When I look out my dining room window in the summertime, it looks like a jungle scene.

The north side of my house has been a problem area from the beginning. After fencing in the yard by the back door for a dog run, I was left with a rather narrow strip of useless lawn which was a pain to mow, sloping from my fence to the road.

I had a small garage attached to the house, but all my tools were in there when we first moved, so I built a large, detached garage with workshop space in back and put a horseshoe drive in front of it. That left a short stretch of that north lawn between the ends of the driveway. I put a low retaining wall of landscape logs around the honeysuckle bushes on that stretch and flattened the hill, replacing the grass as much as I could, planting a couple of small trees and some flowers. On the long part I planted a row of field roses.

The roses were just starting to bloom when the city decided to upgrade the avenue, which involved tearing up the whole strip of land including my two small trees, the flowers and all the roses. The gas line moved from under the street to under my lawn, which meant I couldn’t plant any trees with large root systems that could disturb the gas line. After everything was done, they sodded the strip. (The city doesn’t replace plantings they ruin.) I tried to give the sod away, but was told I couldn’t do that. It was still at a slant.

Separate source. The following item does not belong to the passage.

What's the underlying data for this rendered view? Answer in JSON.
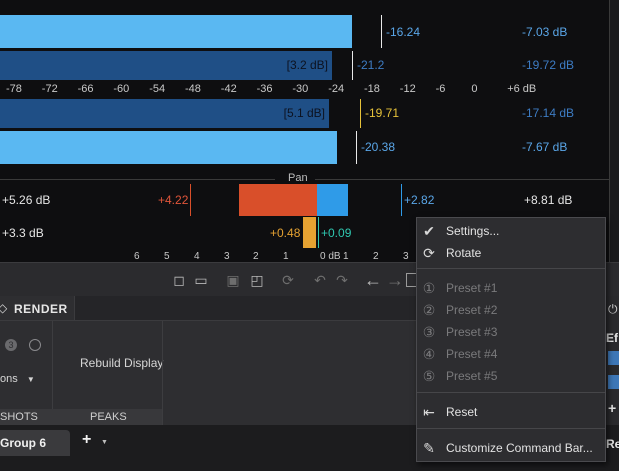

I was a little miffed at getting back a lawn that I had worked so hard to eliminate. I continued to have the grass between the driveways mowed, but then I got some staghorn sumac and elderberry plants from the county and planted them in the long stretch. Highbush cranberries went on both sides of the house, and a nannyberry tree went inside the dog fence. The sumac took off, as did one elderberry. The sumac even went under my dog fence and grew out. My dogs seemed to enjoy exploring around them, so I let them grow. I enjoy them, too. When I look out my dining room window in the summertime, it looks like a jungle scene. Lots of little birds like to peck at the stag horns, and woodpeckers pick around the branches. The first robins enjoy them, and I have even seen a couple of crows there.

When I bought the house, there was a lot of European buckthorn which had been used for hedges. I had some growing near the dog fence as well as some locust tree shoots. I had dealt with the locusts before, and hated them. This is the northern edge of their range, so they are the last to leaf out in the spring, and the first to drop leaves in the fall. In the meantime, they continually drop twigs and branches all summer. Cut one down and they will quickly send up shoots that will grow to trees if you let them.

I wish I wouldn’t have to see
The mess that is the locust tree.
With thorns and leaves and broken branches
Coming down like avalanches
This tree should never, ever grow here
Temperatures are much too low here.
Cut one down, there comes back ten
To drop crap on your lawn again.

I asked my handyman to go through the area and cut out everything with thorns. I thought this was clear enough, and that would eliminate the buckthorn and the locust shoots. I let him go to work, and when I checked on it, the buckthorn and locust shoots were absent, but my elderberry was also inexplicably gone. There are no thorns on the elderberry, and it was just starting to blossom. So much for trying to get by with general instructions to people with private minds.

I had other people cut down the rest of the buckthorn around my property. Some of the large ones were dug out by the roots, others were removed with a stump grinder if they couldn’t be reached any other way. In their place I planted loads of chokecherry bushes.

Then the county Soil and Water Conservation District started selling pollinator and Monarch butterfly kits: native plants that attract bees and Monarch butterflies. I bought two of those kits and planted them wherever I could find the space. At the same time, I got a sign from the Xerxes Society proclaiming that stretch a Pollinator Habitat, and stopped any mowing on the north side. I am letting the sumac branches lie when they fall. I am told that the rusty patched bumblebee (an endangered species) likes a messy area for their nests.

And now I’m gloating a little bit, thinking I am getting back at the city of Cloquet for my unwanted sod and past indignities, such as the time I went to the hospital for a couple of weeks, and returned in time to get a letter from the city, telling me to mow your lawn, you lazy bum, or we will send a crew to do it for you at no small expense.

I had three hazelnut bushes (two varieties) planted where I had had the two small trees that the city had torn out. Only one survived, but after I quit mowing that piece of lawn, I counted five different wildflowers that came up there from the old sod, including purple prairie clover, one of the species they are trying to recover.

I had planted a couple boulevard trees in front of the house before I started this — I know one is a Japanese elm. The other I was told was a large leaf linden or a basswood. Whatever it is, it has bunches of very small blossoms, and when it is blossoming, it is loaded with bees. So I think I made the right move there. I wonder if the city will complain now if I quit mowing the boulevard?